→ **PROBLEM STATEMENT**: Pick out every line of the entries below where "Search" occurs, and copy those lines.

→ **PROVIDED RECORDS**:
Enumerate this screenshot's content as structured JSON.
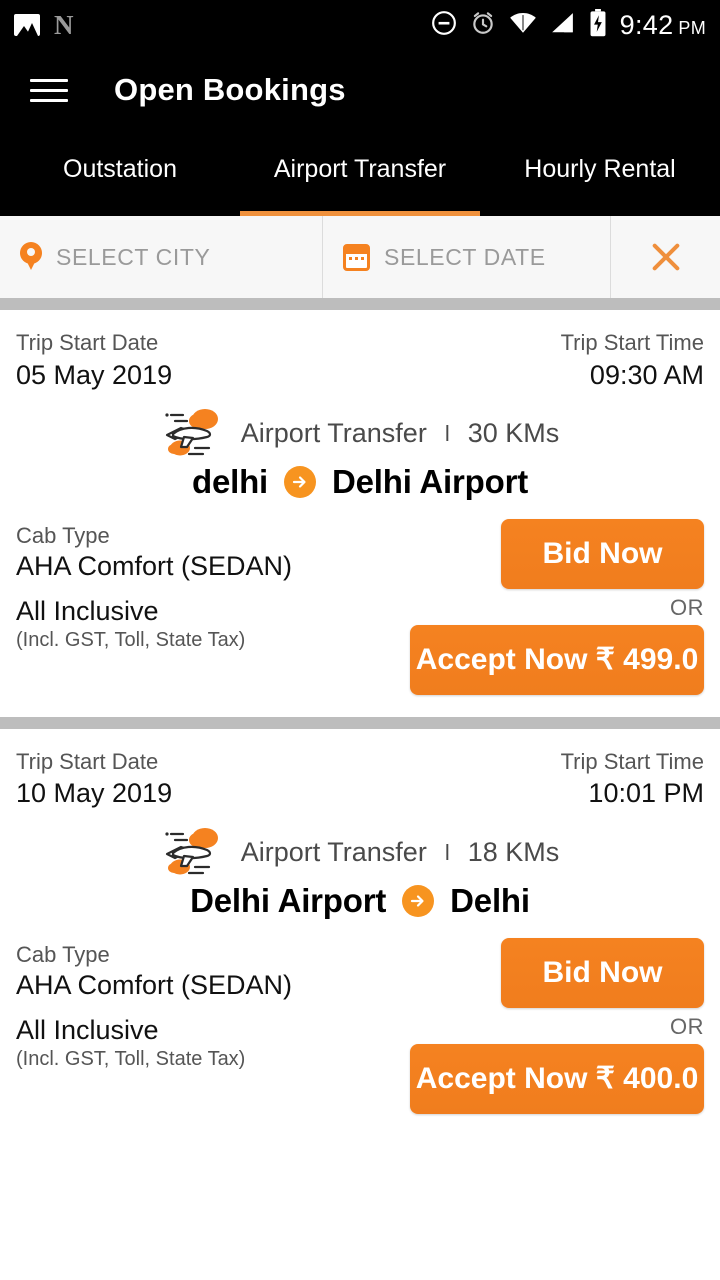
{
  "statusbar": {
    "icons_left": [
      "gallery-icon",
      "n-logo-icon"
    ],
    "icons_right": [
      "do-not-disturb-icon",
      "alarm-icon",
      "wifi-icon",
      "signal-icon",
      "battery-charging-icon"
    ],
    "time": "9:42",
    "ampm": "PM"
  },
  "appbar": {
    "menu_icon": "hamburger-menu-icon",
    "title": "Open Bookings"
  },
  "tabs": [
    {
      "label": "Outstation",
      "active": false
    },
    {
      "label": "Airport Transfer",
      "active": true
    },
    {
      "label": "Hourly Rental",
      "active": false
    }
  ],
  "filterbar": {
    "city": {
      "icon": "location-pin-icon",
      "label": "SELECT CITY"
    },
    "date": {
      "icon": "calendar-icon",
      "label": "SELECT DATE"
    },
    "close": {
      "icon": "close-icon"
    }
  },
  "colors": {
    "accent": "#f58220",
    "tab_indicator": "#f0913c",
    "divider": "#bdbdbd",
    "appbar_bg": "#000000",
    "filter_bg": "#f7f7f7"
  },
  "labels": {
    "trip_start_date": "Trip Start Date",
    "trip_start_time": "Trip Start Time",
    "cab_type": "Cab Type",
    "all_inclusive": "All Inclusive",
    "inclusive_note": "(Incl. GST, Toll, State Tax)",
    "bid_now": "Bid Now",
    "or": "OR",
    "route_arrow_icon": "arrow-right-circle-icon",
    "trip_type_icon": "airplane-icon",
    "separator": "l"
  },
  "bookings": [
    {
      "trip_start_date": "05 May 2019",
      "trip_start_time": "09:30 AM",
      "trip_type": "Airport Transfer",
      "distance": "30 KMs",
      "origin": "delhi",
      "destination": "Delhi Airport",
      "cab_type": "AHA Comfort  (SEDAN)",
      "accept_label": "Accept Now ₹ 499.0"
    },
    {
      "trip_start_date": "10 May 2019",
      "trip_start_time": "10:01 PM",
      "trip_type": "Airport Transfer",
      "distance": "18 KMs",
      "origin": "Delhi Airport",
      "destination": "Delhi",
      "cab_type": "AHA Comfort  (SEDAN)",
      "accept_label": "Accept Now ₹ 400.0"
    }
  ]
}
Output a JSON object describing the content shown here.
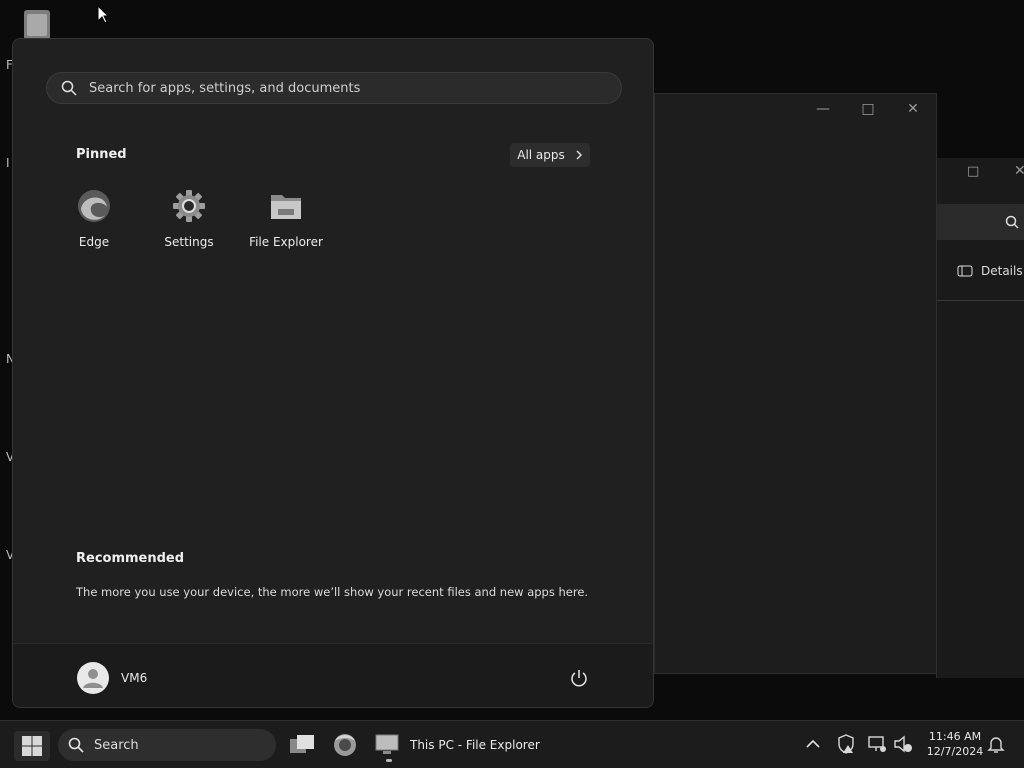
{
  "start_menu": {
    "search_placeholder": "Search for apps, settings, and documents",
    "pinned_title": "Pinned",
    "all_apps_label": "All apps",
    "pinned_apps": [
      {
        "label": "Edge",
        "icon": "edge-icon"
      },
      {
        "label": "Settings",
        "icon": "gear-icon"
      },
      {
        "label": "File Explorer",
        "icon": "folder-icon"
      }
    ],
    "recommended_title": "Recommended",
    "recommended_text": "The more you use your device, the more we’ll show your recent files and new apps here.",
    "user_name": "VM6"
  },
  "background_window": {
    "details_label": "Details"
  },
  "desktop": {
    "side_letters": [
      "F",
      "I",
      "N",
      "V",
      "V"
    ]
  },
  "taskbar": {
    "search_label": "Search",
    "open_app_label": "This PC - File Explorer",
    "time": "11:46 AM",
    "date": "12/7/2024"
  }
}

→ **ANSWER TO THIS TASK**:
    "search_placeholder": "Search for apps, settings, and documents",
    "search_label": "Search",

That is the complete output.